Most people know what it feels like to have an open wound, such as on your arm or your leg. It’s painful. Imagine having that same type of open sore on the lining of your stomach. That’s what it feels like to have a peptic ulcer—It’s a severe burning pain inside the stomach. Fortunately, individuals suffering from a peptic ulcer can achieve some relief and support healing with certain natural interventions, including dietary modifications and dietary supplements.
Who is more likely to get ulcers?
One in 10 people develops an ulcer. Risk factors that make ulcers more likely include:
- Frequent use of nonsteroidal anti-inflammatory drugs (NSAIDs), a group of common pain relievers which includes ibuprofen (Advil® or Motrin®).
- A family history of ulcers.
- Illness such as liver, kidney or lung disease.
- Regularly drinking alcohol.
Will ulcers heal on their own?
Though ulcers can sometimes heal on their own, you shouldn’t ignore the warning signs. Without the right treatment, ulcers can lead to serious health problems, including:
- Perforation (a hole through the wall of the stomach).
- Gastric outlet obstruction (from swelling or scarring) that blocks the passageway from the stomach to the small intestine.
How can I prevent ulcers?
You may be able to prevent ulcers from forming if you:
- Talk to your doctor at Triborough GI about alternatives to NSAID medications (like acetaminophen) to relieve pain.
- Discuss protective measures with your doctor, if you can’t stop taking an NSAID.
- Opt for the lowest effective dose of NSAID and take it with a meal.
- Quit smoking.
- Drink alcohol in moderation, if at all.

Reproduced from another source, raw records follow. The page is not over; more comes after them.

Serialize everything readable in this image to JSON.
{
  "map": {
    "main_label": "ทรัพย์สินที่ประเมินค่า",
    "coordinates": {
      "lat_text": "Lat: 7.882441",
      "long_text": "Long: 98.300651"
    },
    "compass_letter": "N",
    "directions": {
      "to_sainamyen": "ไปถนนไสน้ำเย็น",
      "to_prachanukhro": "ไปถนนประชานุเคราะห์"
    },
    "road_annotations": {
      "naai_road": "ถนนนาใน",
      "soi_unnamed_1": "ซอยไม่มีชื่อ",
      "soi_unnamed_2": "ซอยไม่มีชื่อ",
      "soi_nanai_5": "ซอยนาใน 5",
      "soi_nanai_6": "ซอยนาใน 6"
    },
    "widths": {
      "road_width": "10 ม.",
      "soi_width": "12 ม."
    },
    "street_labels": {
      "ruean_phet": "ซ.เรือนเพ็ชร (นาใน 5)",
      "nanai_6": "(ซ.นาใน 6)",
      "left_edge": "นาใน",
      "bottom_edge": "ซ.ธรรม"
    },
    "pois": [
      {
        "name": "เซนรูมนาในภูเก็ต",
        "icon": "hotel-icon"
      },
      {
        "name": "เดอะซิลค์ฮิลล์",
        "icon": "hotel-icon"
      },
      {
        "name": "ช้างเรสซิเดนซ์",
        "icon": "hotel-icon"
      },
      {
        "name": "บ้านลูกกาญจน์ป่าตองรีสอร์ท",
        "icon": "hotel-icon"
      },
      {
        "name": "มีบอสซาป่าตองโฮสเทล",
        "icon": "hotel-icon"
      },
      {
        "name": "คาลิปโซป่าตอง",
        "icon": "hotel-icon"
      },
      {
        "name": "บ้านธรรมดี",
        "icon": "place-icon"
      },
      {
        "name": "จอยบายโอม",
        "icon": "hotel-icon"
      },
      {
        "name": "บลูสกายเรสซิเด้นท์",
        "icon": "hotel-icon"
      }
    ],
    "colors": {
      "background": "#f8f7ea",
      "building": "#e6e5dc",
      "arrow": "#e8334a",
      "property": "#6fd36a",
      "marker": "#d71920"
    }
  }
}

Healing peptic ulcers involves getting to the root cause by addressing possible H. pylori infection, chronic NSAID use, and lifestyle factors such as smoking, alcohol, stress, or a poor diet. An integrative treatment approach that includes dietary and lifestyle recommendations, as well as dietary supplements, can be effective at reversing peptic ulcer disease.